JANUARY 2015 ;e Costco Connection 25
Opinions expressed are those of
the individuals or organizations
represented and are presented
to foster discussion. Costco and
The Costco Connection take no
position on any Debate topic.
Should airlines ban
Percentage reflects votes
received by December 15, 2014.
Results may reflect Debate being
picked up by blogs.
Dr. Amesh Adalja is a member the Public Health Committee,
Infectious Diseases Society of America ( idsociety.org).
Jean Ross is an acute-care nurse and co-president of National Nurses
United ( nationalnursesunited.org).
AS A REGISTERED
nurse, I have taken care
of patients with infectious
from tuberculosis and
HIV to hepatitis and
H1N1 [swine flu]. Now
there is Ebola, a virus with
a frighteningly high mortality rate and no cure.
The exposure of nurses and others to the
virus in a Dallas hospital last year illustrates
the clear and present danger to the front-line
caregivers and ultimately to the public that this
Our nation’s response to Ebola exposes the
broader problem: the reality of a fragmented,
uncoordinated private health-care system that
puts profit margins ahead of public and care-giver safety, including access to protective
Amber Vinson, one of the nurses who
contracted Ebola while treating patient
Thomas Eric Duncan, is a case in point. She
received little training from her hospital, and
the first time she put on the personal protective equipment, which left her neck exposed,
was when she was heading in to take care of
Sadly, Dallas is not unique. According to an
overwhelming majority of nurses surveyed by
National Nurses United at facilities across the
United States, many hospitals are unprepared:
Eighty-four percent of nurses say they haven’t
been adequately trained.
While other countries—notably Canada,
which took action after its vulnerabilities were
exposed by the 2003 SARS (severe acute respi-
ratory syndrome) epidemic—have empowered
their public health agencies to coordinate local,
provincial and federal detection and response
efforts for pandemics, the U.S. cut funding.
Funding for public health preparedness and
response activities was $1 billion less in fiscal
2013 than in 2002.
We look to the Centers for Disease Control
and Prevention (CDC) for guidance, but the
CDC, whose budget was cut by 20 percent in
recent years, is not a regulatory agency. It has no
authority to compel hospitals to comply with
Congress and the White House must
mandate that all hospitals meet optimal, uni-
form, national standards of equipment, such
as hazmat suits, and training in order to
safely protect patients, health-care workers
and the public.
We all count on nurses to be there for us
when we’re at our sickest and most vulnerable.
It’s everyone’s problem if nurses are not pro-
THE UNITED STATES,
missteps that occurred
with the Ebola patient in
Dallas, is well prepared
for contagious disease
A big thrust of preparedness came in more recent years and was
prompted by two events: the anthrax attacks in
2001 and the threat of a new influenza pandemic. The anthrax attacks, in which 22 people
were deliberately infected, exposed vulnerabilities and prompted a renewed interest in preparedness.
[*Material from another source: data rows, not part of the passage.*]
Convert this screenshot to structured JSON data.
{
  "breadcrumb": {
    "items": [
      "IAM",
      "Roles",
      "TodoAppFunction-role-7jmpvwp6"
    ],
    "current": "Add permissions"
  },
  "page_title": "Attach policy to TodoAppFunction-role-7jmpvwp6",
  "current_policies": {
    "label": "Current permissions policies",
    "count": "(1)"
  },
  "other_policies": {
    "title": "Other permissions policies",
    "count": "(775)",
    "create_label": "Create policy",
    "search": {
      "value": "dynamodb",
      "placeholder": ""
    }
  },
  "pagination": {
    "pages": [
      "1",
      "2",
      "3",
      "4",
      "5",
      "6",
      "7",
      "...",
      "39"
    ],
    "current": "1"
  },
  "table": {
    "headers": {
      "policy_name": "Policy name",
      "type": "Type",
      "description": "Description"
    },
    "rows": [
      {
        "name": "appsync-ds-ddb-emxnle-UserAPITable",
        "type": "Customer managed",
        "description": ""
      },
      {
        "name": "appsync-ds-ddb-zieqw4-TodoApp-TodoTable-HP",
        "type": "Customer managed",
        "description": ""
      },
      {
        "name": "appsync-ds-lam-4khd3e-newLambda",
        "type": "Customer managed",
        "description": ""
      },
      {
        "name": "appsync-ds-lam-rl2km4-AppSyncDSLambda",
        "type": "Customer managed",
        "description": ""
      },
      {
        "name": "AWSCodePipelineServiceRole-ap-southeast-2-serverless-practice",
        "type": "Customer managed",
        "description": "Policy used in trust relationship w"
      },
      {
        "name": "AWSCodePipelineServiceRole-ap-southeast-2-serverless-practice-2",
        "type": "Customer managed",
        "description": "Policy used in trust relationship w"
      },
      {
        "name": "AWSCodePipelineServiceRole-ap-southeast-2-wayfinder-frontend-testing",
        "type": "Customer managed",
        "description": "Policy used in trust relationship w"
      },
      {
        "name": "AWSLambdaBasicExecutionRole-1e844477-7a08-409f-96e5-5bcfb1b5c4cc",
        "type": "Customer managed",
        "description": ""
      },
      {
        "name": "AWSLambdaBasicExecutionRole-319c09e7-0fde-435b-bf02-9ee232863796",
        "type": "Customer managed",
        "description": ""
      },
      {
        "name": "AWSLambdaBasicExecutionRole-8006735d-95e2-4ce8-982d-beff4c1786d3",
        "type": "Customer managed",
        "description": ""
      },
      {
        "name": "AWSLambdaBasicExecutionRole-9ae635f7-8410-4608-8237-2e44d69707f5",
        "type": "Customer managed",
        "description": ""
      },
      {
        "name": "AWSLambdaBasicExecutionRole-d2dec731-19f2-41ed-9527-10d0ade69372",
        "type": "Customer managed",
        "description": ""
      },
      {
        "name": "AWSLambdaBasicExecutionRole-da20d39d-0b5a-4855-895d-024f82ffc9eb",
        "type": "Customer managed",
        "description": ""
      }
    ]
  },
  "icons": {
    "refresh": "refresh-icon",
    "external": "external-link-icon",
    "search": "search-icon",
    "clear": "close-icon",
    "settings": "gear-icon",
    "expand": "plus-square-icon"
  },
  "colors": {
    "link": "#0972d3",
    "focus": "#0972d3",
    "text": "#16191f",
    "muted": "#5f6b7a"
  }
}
Public health emergency preparedness and hospital preparedness were significantly augmented. Additionally, research into
certain pathogens, which heretofore had
attracted little to no interest, was spurred.
Cities began to prepare to mass-dispense
medications and vaccines should the need arise.
The Strategic National Stockpile, which warehouses essential medications and vaccines, was
developed, and a whole new branch of the
Department of Health and Human Services, led
by the Assistant Secretary for Preparedness and
Response, was created. In the name of bio-terrorism preparedness, the nation became
more prepared for all hazards.
Soon after the anthrax attacks, avian influenza cases accruing in Asia highlighted the perpetual threat of pandemic influenza. Many felt
this threat was the most likely to occur. Influenza
preparedness is multifaceted and requires coordination of many elements, such as vaccine production, surveillance, hospital preparedness
and antiviral-medication stockpiling.
Preparedness for influenza even stretched
to chicken farms—a vital asset, as most of our
influenza vaccines are chicken-egg-based—to
ensure robust year-round flock numbers. New
domestic vaccine plants to supplant chicken-egg-based vaccines also were constructed.
It can’t be denied that there are shortcomings in our preparedness. Many local health
departments do not have adequate resources to
devote to infectious diseases, as their missions
have morphed to handle myriad noninfectious
disease problems that divert scarce resources
from what was once their primary purpose.
The threat of infectious diseases will not
abate, and preparedness at all levels remains
paramount. The current Ebola outbreak underscores this fact and, though stressing our system, will ultimately show just how inhospitable
the U.S. is to this virus, given the foresight
reflected in our prior preparations coupled with
the resiliency of our nation. C
Like us on
Vote on an
Like us on Facebook,
click “More,” then